No hard evidence linking Iran to the Saudi blast has yet been revealed, but in light of President Clinton's vows to punish the culprits, the map was taken seriously here - and in Tehran.
Though dismissed as ludicrous by senior US diplomats, the December report caused Kuwait's stock exchange to tumble as the Gulf braced, again, for war.
"It's very dangerous stuff," warns Mohammed al-Rumaihi, editor of Al-Arabi magazine. "This doesn't matter to people in Washington or Seattle. But it is very important for people here."
Then the tension passed as quickly as it had risen, another example of how the Middle East is riddled with political minefields that can spark military action.
The heavy US military presence in the Gulf, for example, operates under a barrage of threats. As two bomb attacks within a year in Saudi Arabia attest, it often draws angry opposition in Gulf states because, besides providing "protection," it is seen to prop up despotic pro-West rulers.

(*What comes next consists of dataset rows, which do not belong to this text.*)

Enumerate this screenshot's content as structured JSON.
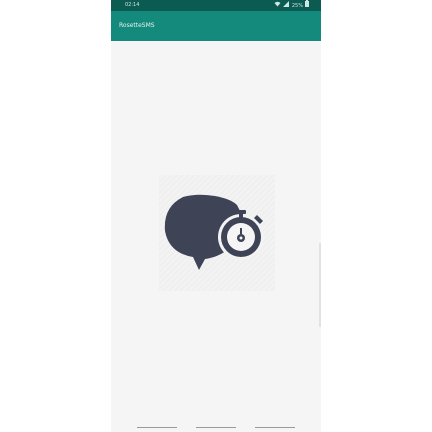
{
  "status_bar": {
    "time": "02:14",
    "battery": "25%",
    "icons": [
      "wifi-icon",
      "signal-icon",
      "battery-icon"
    ]
  },
  "app_bar": {
    "title": "RosetteSMS",
    "color": "#138a7b",
    "dark_color": "#0b5b52"
  },
  "logo": {
    "icon": "chat-bubble-stopwatch-icon",
    "color": "#3f4356"
  },
  "nav_bar": {
    "buttons": [
      "back-button",
      "home-button",
      "recents-button"
    ]
  }
}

Such triggers are many, and mix new threats with established flash points and fault lines. Civil wars in some countries are as likely as cross-border ones.
If any lesson of caution is to be drawn from the region's bloody past, it must reflect Newton's third law of motion: For every action, there is an equal and opposite reaction.

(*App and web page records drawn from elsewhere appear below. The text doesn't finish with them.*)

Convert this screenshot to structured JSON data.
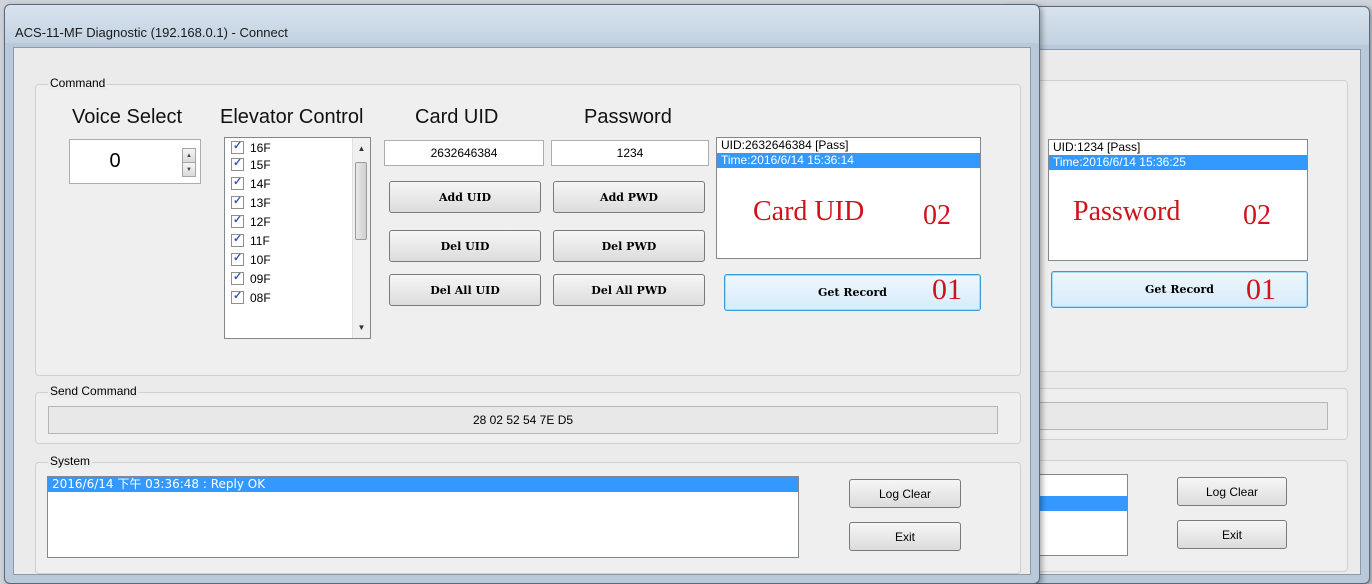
{
  "window_main": {
    "title": "ACS-11-MF Diagnostic (192.168.0.1) - Connect",
    "command_group": "Command",
    "labels": {
      "voice_select": "Voice Select",
      "elevator_control": "Elevator Control",
      "card_uid": "Card UID",
      "password": "Password"
    },
    "voice_value": "0",
    "floors": [
      "16F",
      "15F",
      "14F",
      "13F",
      "12F",
      "11F",
      "10F",
      "09F",
      "08F"
    ],
    "card_uid_value": "2632646384",
    "password_value": "1234",
    "buttons": {
      "add_uid": "Add UID",
      "add_pwd": "Add PWD",
      "del_uid": "Del UID",
      "del_pwd": "Del PWD",
      "del_all_uid": "Del All UID",
      "del_all_pwd": "Del All PWD",
      "get_record": "Get Record",
      "log_clear": "Log Clear",
      "exit": "Exit"
    },
    "record_list": [
      "UID:2632646384 [Pass]",
      "Time:2016/6/14 15:36:14"
    ],
    "annotation_main": "Card UID",
    "annotation_num": "02",
    "annotation_btn_num": "01",
    "send_group": "Send Command",
    "send_value": "28 02 52 54 7E D5",
    "system_group": "System",
    "log_items": [
      "2016/6/14 下午 03:36:48 : Reply OK"
    ]
  },
  "window_back": {
    "record_list": [
      "UID:1234 [Pass]",
      "Time:2016/6/14 15:36:25"
    ],
    "annotation_main": "Password",
    "annotation_num": "02",
    "annotation_btn_num": "01",
    "buttons": {
      "get_record": "Get Record",
      "log_clear": "Log Clear",
      "exit": "Exit"
    }
  }
}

"Although we have passed the era of the cold war, the era of force and power, we are in an area that has not realized that," says Abdul-Reda Assiri, a political scientist at Kuwait University.
The result is that even a fake map of US targets in Iran, planted at a volatile moment, has the potential to cause disaster.

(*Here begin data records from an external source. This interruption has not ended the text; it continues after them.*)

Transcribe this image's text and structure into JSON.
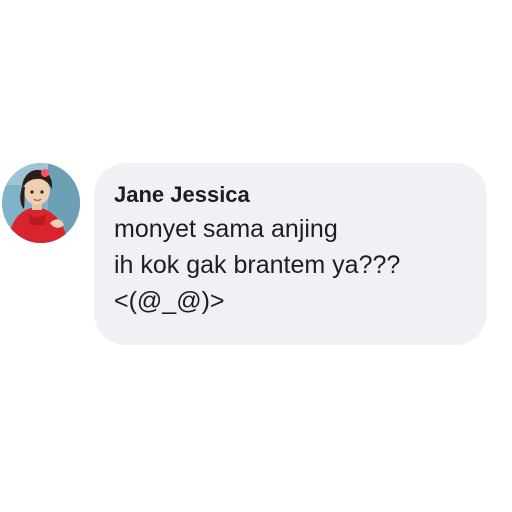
{
  "comment": {
    "author": "Jane Jessica",
    "lines": [
      "monyet sama anjing",
      "ih kok gak brantem ya???",
      "<(@_@)>"
    ],
    "avatar_icon": "profile-photo-child-red-dress"
  },
  "colors": {
    "bubble_background": "#eff1f4",
    "text": "#1c1e21",
    "page_background": "#ffffff"
  }
}
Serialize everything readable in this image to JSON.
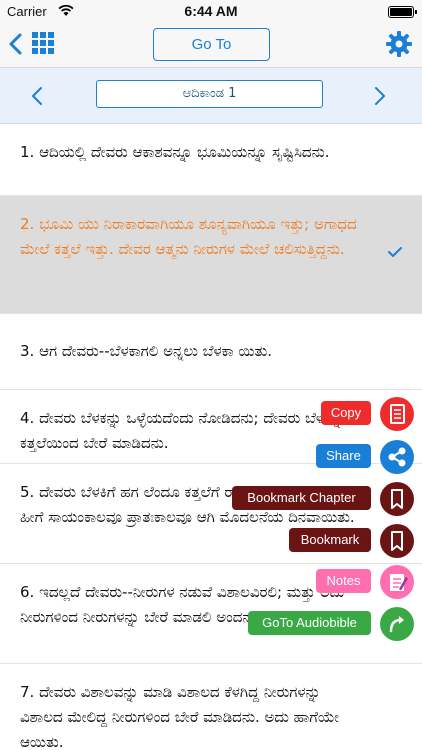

The 1990-91 Gulf War itself left a lot of "unfinished business" between Iraq and Kuwait, analysts say. Iran is also a growing concern. And Arab and Persian leaders still lend credence to "Zionist conspiracies" about Israel, and are suspicious of the growing US hegemony in their neighborhood.
But the collapse of the Arab-Israeli peace process tops the list of dangers. In the year since right-wing Prime Minister Benjamin Netanyahu took power, the trust between Israeli and Palestinian leaders that had been emerging has disappeared.
US Ambassador to Israel Martin Indyk has said that the "core bargain" of the 1993 Oslo accords has "broken down."
"Netanyahu's rhetoric is full of visions in which the whole world 'adapts itself' to Israeli determinations," wrote former Foreign Minister Abba Eban in the Jerusalem Post last month. "The trouble with these formulations is that they do not require Israel to adapt itself to any principle of regional compromise."
This disintegration in the peace process has also revealed divisions in Israeli society. Army chief of staff Amnon Shahak told an Israeli newspaper recently that neither the diminishing reputation of Israeli forces, nor Syria's buildup of missiles and chemical weapons, was his principal worry.